→ Exercise aim
Go through the data below and copy each line that includes "screenshot".

═══ Dataset records

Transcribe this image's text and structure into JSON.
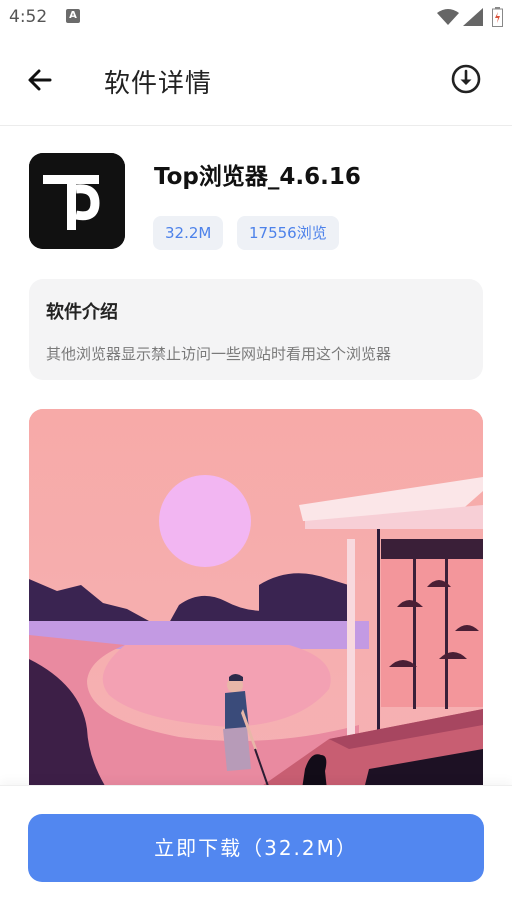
{
  "status_bar": {
    "time": "4:52",
    "icons": [
      "a-notification-icon",
      "wifi-icon",
      "signal-icon",
      "battery-icon"
    ]
  },
  "app_bar": {
    "title": "软件详情",
    "back_icon": "back-arrow-icon",
    "download_icon": "download-circle-icon"
  },
  "app": {
    "name": "Top浏览器_4.6.16",
    "size_chip": "32.2M",
    "views_chip": "17556浏览",
    "icon": "app-logo-icon"
  },
  "intro": {
    "title": "软件介绍",
    "text": "其他浏览器显示禁止访问一些网站时看用这个浏览器"
  },
  "screenshot": {
    "name": "app-screenshot-illustration"
  },
  "download_button": {
    "label": "立即下载（32.2M）"
  },
  "colors": {
    "accent": "#5287f0",
    "chip_text": "#4d82ea",
    "chip_bg": "#eef1f6",
    "card_bg": "#f4f4f5"
  }
}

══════

→ Task output
  "screenshot": {
    "name": "app-screenshot-illustration"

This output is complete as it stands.